Perhaps the greatest strength Legacy of the Wizard has is its wonderful music. The title screen’s theme sets the tone perfectly and each of the five areas in the game has their own distinctive tune that plays throughout. If you are lover of phenomenal video game music, this is certainly one that you’ll want to break out the Walkman and record the entire soundtrack onto a cassette.
My biggest complaint while playing was the absence of an in-game map. This game is huge and with so many dead ends and places that need a revisit you’ll certainly need to make your own map with lots of notes. With a world so expansive and full of depth, there is no valid excuse not to include a map. This is just one more issue that keeps Legacy of the Wizard out of the same league as the Zelda series. I don’t want to have to draw my own map or consult the manual to learn about each item and character.

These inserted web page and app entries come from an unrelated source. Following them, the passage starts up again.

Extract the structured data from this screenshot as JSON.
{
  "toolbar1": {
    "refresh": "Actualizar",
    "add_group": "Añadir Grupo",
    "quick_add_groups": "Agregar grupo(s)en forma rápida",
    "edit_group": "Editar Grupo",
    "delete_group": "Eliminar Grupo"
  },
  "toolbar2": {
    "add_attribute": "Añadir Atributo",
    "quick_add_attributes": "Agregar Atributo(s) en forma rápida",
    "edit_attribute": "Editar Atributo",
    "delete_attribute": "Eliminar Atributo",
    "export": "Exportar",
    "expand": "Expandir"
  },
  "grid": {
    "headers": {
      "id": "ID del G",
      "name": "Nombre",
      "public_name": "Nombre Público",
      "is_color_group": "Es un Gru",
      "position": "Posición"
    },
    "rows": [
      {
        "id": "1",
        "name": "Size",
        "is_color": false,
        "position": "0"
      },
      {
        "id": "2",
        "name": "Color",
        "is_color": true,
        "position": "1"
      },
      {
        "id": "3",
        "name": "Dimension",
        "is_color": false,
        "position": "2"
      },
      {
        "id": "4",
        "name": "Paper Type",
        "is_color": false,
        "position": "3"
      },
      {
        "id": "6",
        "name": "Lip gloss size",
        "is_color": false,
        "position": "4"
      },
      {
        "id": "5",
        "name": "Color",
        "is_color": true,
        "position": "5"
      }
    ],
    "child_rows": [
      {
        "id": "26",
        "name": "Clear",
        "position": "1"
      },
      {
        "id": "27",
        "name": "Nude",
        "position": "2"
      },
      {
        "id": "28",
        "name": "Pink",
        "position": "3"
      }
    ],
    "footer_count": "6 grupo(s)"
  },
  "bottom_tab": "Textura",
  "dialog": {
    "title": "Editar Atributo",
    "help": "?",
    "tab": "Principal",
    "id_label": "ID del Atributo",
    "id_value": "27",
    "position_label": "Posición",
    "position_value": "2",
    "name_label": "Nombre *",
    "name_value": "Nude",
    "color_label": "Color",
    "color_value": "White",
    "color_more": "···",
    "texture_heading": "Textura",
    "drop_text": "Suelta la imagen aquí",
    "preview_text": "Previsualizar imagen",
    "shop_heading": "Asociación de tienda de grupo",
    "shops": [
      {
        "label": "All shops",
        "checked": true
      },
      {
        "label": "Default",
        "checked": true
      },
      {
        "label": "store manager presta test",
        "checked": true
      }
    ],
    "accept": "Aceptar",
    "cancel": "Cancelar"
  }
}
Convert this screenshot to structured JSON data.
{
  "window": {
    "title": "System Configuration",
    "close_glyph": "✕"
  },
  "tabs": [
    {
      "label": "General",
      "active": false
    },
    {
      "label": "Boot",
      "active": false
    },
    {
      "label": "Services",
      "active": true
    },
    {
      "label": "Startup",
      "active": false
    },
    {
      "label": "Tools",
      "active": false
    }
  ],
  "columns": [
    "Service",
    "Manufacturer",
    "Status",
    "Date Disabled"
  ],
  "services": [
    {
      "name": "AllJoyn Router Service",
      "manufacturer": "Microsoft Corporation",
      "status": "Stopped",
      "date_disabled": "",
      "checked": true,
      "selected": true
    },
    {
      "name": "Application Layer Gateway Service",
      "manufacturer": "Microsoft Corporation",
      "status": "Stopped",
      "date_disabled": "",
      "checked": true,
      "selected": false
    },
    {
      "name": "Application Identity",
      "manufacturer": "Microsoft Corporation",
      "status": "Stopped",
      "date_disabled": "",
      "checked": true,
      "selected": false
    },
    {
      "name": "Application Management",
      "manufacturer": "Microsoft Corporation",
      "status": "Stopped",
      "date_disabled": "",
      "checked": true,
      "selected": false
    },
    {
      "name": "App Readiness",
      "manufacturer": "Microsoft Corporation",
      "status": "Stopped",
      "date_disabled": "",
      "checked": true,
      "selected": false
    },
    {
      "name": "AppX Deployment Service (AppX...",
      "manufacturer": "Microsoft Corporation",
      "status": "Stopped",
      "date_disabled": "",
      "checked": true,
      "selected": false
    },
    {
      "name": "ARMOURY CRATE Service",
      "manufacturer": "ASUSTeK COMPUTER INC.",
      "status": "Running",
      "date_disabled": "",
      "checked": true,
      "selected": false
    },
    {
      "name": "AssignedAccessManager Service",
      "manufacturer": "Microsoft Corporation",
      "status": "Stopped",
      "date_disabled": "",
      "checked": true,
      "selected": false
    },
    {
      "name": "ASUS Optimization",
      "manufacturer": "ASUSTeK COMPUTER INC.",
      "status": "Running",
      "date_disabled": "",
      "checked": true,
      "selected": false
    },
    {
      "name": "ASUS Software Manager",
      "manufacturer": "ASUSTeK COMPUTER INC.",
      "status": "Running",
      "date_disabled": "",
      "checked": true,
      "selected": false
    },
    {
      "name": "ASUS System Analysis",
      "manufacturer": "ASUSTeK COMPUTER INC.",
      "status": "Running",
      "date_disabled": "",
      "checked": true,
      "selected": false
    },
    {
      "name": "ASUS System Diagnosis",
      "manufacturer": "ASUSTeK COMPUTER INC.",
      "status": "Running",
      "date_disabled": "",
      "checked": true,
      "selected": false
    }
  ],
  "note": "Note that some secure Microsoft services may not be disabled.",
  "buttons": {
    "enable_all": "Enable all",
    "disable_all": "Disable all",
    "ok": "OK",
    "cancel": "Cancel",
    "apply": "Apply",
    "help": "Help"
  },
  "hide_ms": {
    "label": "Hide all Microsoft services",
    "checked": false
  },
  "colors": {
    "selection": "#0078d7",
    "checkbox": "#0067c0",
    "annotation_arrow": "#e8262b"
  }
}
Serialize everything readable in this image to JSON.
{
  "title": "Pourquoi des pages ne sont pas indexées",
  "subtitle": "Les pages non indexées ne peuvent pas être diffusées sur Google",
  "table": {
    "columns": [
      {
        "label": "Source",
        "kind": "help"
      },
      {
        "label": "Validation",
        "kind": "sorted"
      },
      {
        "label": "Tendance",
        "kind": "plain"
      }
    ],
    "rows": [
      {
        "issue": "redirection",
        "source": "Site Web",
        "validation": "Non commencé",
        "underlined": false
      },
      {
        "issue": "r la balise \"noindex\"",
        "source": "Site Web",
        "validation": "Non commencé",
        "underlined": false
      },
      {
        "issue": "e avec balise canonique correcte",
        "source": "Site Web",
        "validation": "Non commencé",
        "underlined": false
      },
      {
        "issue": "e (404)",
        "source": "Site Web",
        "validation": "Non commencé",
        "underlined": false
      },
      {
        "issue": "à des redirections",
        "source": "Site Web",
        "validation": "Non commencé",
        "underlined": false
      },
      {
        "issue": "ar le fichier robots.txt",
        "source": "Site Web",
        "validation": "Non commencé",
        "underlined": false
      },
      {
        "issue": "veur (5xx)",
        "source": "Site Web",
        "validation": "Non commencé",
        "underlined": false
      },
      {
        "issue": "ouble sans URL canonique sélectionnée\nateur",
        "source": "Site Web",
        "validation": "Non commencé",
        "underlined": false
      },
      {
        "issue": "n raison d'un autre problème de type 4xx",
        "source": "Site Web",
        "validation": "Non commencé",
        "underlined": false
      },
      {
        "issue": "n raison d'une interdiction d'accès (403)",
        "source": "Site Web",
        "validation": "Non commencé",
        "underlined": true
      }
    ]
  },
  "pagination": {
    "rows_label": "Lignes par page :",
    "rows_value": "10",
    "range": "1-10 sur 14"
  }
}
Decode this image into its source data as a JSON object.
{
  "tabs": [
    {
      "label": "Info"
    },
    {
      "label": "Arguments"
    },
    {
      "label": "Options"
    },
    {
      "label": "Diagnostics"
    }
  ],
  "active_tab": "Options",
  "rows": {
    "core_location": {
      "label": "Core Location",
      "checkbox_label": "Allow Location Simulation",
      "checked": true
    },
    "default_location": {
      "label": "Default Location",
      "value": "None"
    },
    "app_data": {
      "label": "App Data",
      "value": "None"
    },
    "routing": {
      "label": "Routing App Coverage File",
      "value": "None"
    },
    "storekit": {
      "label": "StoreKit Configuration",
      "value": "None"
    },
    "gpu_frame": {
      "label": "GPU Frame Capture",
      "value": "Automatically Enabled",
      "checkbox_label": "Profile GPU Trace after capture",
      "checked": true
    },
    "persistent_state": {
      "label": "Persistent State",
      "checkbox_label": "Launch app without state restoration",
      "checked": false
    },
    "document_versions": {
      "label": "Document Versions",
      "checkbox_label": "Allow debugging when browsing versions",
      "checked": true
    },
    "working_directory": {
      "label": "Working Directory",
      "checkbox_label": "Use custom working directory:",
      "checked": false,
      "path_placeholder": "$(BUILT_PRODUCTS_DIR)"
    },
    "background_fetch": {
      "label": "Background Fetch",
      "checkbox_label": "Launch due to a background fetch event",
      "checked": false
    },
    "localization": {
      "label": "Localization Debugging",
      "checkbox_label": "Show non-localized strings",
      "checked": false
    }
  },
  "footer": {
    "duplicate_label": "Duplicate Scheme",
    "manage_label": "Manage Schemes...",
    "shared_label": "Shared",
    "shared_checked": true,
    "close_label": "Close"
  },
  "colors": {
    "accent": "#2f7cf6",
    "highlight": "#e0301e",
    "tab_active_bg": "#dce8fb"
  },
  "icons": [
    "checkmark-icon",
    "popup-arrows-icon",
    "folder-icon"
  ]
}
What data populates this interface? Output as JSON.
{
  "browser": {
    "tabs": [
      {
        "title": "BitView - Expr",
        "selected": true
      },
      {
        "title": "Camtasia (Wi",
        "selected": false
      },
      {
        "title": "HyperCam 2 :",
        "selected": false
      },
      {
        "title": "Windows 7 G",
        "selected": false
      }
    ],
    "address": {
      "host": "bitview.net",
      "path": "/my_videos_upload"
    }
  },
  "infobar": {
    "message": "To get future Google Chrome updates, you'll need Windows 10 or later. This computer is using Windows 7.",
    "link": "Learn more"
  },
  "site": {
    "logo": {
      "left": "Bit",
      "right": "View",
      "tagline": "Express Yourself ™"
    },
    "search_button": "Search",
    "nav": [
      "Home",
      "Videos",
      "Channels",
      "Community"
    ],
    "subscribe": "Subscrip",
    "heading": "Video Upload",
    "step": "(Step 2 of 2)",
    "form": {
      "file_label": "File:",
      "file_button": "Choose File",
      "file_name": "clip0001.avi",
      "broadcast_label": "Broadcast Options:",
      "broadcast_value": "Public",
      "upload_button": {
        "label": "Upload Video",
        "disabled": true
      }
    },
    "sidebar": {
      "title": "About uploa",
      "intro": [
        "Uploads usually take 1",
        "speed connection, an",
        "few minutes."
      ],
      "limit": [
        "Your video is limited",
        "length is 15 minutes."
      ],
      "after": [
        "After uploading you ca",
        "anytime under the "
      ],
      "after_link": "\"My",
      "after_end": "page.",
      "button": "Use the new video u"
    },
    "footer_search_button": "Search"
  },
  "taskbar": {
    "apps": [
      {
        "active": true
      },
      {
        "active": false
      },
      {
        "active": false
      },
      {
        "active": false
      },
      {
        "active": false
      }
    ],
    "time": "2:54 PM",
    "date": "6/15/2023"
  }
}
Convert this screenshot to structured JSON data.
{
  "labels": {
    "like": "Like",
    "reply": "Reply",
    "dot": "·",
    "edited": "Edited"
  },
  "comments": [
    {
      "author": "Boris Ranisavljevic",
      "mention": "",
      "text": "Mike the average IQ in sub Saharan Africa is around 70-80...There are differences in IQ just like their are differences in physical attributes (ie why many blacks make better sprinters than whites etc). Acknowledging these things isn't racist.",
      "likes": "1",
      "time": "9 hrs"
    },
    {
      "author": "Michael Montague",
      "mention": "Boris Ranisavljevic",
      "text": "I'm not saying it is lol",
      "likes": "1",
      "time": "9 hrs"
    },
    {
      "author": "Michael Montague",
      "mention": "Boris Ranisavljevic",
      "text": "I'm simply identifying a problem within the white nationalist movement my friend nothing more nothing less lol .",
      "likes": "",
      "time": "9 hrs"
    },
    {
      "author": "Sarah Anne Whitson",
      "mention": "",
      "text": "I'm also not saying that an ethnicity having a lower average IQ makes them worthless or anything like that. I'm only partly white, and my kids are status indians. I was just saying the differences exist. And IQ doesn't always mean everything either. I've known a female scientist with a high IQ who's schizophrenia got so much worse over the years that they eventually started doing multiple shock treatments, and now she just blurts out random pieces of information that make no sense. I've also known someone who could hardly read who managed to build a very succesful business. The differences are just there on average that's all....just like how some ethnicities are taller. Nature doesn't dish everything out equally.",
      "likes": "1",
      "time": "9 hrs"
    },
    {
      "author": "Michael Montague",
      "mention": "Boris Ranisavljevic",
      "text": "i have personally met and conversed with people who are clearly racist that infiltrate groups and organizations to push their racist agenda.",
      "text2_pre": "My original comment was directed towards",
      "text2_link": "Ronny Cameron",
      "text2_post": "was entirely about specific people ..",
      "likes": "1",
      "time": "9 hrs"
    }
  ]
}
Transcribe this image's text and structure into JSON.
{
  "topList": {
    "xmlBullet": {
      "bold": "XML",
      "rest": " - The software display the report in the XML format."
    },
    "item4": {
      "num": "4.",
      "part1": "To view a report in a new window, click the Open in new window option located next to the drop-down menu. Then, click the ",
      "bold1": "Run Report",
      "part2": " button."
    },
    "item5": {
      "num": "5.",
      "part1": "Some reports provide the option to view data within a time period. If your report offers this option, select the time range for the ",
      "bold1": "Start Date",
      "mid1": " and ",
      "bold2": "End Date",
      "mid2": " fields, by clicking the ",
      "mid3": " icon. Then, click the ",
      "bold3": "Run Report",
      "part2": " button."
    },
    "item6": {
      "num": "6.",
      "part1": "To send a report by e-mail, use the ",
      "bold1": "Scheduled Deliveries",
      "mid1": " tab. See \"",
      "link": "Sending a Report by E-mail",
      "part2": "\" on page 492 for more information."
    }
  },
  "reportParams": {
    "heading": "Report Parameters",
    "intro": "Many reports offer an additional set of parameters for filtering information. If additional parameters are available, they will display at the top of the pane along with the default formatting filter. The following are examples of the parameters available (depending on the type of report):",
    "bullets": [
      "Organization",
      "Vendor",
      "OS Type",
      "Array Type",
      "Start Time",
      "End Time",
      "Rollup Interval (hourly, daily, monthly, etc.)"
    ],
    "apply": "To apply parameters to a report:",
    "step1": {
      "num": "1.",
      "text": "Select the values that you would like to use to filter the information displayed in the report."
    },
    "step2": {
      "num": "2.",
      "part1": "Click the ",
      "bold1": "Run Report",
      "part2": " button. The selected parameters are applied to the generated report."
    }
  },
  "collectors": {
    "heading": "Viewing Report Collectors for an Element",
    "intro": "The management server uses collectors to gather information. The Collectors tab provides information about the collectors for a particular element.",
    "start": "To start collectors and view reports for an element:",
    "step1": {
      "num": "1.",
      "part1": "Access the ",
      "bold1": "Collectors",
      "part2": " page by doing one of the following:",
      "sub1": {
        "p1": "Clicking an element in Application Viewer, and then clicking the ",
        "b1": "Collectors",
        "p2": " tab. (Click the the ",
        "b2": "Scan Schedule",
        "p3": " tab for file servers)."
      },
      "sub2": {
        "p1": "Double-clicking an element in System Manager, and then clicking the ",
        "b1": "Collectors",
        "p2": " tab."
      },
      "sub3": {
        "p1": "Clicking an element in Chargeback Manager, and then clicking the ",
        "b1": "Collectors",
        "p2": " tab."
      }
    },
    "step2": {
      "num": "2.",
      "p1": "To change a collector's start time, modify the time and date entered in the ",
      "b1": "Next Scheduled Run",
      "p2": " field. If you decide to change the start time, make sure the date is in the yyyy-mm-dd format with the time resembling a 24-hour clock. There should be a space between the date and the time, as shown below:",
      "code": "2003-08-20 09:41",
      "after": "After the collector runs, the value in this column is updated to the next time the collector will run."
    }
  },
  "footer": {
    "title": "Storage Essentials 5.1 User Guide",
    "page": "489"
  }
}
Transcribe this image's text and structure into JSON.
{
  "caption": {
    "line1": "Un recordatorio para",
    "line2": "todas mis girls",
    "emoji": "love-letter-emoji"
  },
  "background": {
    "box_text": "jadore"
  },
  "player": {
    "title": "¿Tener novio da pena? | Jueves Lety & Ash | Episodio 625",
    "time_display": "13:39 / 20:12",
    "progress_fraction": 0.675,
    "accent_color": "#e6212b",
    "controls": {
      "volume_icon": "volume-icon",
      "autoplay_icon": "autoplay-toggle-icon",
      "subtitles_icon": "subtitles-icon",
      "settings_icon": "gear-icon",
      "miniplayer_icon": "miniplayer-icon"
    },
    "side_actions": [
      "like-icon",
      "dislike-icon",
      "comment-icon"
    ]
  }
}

Despite the many faults with Legacy of the Wizard, this game still does a lot of things right. This game should take even the most skilled players months to conquer so you certainly will get your money’s worth if you decide to purchase. If you’ve gone through both Zelda games and are a fan of medieval fantasy, this game should be up your alley. This Pak offers a great challenge, incredible music, secrets to discover, and lots of critical thinking. I only wish they had spent more time updating and improving some of the features that NES gamers have begun taking for granted over the past couple years.
Legacy of the Wizard Review
- Graphics - 5.5/105.5/10
- Sound - 9/109/10
- Gameplay - 6.5/106.5/10
- Lasting Appeal - 7.5/107.5/10
Final Thoughts: WORTH CONSIDERING
This is the second large adventure game that Broderbund has put out this year, with The Guardian Legend releasing earlier this spring. Both games have some similarities, with Legacy of the Wizard adapting the fantasy theme as opposed to a Science Fiction. I’m hoping for more solid titles from them in the future.